With Jesse Schell, Angela Santomero, Paul Siefken

Game On? The Parents’ Perspective (10:30-11:00am)
What are parents’ evolving hopes and concerns about the games and apps that are omnipresent in our kids lives? How are they negotiating the big thorny issues (violence, addiction, physical inactivity) and embracing the positives (fun, collaboration, learning) today? Linda Burch, Co-Founder of Common Sense Media, in conversation with two parents, will delve into these questions and highlight shifting attitudes as the millennial generation become parents.

The Minecraft Experience (11:00-11:30am)
This lively panel session will explore the Minecraft experience from a variety of perspectives (school, museum, home, research, and self-organized) to define the edges of that experience and Minecraft’s relationship to, and impact on, learning. The notable educators and learners will describe and question the relationship to learning of various adoptions and adaptations of the game. The panel session will be preceded by online activity, for learners, teachers, parents and developers, to articulate, define, and categorize experiences, questions and share evidence-based arguments. Panelists will draw on this crowd-sourced material to bring voices from the global player base into the room.

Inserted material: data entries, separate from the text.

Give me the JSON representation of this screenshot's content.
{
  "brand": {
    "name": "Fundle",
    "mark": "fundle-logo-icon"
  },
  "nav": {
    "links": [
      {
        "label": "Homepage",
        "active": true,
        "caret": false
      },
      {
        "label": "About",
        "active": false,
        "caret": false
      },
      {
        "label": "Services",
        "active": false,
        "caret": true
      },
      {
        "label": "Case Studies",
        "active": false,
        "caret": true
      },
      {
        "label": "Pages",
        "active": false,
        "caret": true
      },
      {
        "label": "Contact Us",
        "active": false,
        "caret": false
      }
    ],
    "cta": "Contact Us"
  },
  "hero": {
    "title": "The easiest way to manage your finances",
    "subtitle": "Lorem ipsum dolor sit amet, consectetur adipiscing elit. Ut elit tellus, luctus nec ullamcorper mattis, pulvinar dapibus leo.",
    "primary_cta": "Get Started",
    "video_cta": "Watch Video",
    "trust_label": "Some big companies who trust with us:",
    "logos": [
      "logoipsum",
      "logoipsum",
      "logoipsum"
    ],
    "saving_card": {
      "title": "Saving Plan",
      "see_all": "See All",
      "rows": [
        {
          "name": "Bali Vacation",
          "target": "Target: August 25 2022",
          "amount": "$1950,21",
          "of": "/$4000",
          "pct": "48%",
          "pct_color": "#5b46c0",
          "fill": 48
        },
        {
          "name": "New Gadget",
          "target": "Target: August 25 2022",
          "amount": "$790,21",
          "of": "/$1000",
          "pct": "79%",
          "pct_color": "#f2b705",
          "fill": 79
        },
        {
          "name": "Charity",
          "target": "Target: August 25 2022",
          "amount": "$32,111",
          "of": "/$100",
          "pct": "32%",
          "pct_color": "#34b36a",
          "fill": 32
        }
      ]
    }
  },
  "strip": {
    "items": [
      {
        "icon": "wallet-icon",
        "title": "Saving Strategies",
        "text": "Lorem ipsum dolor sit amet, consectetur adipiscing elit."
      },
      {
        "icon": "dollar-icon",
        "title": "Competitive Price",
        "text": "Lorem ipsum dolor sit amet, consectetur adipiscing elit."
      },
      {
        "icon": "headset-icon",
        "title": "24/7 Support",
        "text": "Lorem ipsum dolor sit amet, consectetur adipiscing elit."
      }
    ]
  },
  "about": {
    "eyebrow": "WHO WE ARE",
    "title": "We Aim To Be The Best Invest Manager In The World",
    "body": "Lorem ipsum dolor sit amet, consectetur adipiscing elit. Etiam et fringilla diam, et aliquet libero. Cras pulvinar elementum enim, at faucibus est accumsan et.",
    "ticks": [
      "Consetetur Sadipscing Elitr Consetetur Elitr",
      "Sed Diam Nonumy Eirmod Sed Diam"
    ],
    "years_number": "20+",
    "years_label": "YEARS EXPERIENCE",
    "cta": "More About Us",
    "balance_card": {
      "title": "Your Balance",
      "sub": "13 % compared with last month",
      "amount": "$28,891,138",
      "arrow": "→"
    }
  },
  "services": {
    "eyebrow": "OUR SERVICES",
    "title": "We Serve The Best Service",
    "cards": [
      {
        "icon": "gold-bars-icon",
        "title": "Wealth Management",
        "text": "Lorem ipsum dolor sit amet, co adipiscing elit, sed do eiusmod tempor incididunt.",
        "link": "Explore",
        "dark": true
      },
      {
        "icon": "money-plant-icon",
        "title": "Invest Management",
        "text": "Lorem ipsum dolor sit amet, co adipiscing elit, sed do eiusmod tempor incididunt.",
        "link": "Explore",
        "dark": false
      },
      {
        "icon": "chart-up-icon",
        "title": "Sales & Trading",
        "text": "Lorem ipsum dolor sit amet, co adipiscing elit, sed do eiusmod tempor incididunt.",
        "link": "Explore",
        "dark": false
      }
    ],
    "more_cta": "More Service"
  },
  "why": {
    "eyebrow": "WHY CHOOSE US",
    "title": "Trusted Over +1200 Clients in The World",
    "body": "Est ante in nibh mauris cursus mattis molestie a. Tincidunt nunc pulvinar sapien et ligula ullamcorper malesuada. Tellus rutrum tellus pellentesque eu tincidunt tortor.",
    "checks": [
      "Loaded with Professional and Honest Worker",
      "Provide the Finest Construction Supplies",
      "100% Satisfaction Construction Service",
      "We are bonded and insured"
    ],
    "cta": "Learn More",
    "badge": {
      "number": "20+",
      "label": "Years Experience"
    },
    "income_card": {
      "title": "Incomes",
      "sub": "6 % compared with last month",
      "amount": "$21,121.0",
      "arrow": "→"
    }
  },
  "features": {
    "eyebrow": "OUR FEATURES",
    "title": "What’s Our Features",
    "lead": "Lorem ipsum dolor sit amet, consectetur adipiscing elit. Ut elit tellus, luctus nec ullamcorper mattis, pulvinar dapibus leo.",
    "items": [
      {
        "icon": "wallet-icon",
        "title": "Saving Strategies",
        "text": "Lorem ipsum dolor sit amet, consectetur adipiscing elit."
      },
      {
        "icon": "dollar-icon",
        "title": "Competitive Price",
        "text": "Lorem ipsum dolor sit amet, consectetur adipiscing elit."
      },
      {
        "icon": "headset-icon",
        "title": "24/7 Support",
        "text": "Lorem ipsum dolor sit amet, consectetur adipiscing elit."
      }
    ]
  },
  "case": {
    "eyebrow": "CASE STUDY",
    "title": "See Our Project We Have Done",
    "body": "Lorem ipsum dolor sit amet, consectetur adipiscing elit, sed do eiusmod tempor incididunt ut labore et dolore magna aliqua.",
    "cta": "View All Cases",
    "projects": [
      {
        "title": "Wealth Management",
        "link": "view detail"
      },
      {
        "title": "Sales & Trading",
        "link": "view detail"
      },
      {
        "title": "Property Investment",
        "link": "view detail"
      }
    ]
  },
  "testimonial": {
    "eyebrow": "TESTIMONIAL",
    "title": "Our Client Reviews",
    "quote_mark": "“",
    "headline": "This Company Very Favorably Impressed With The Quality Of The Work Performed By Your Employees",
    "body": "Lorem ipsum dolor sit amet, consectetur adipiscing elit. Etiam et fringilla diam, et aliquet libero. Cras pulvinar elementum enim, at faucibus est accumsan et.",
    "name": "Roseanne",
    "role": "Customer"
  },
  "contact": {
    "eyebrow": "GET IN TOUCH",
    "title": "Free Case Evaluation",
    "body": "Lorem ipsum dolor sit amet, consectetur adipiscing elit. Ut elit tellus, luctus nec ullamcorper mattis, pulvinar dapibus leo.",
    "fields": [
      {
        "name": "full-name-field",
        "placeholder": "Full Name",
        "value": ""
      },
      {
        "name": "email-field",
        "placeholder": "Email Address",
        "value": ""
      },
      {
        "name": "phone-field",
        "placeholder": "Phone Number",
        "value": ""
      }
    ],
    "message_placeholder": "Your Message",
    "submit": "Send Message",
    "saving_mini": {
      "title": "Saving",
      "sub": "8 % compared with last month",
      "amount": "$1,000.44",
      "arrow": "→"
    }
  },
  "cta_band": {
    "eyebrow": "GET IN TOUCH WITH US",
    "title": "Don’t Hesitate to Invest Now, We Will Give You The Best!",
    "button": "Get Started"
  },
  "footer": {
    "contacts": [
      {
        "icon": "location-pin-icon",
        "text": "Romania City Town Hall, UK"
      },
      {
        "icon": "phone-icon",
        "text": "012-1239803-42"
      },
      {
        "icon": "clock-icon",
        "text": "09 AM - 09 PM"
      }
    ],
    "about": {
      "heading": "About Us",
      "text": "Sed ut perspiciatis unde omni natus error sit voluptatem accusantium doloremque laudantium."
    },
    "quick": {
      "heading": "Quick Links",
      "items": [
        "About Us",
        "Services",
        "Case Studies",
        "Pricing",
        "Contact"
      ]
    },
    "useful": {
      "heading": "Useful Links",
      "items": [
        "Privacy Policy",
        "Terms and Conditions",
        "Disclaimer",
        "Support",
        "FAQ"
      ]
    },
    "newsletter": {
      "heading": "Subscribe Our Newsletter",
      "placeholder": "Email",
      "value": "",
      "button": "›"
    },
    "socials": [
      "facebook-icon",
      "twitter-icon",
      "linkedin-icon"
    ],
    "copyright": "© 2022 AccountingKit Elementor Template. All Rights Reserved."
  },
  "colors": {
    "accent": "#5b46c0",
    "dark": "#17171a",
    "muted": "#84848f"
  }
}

With Bronwyn Stuckey, Nicholas Fortugno, Barry Joseph, Linda Polin, Sasha Barab, Yasmin Kafai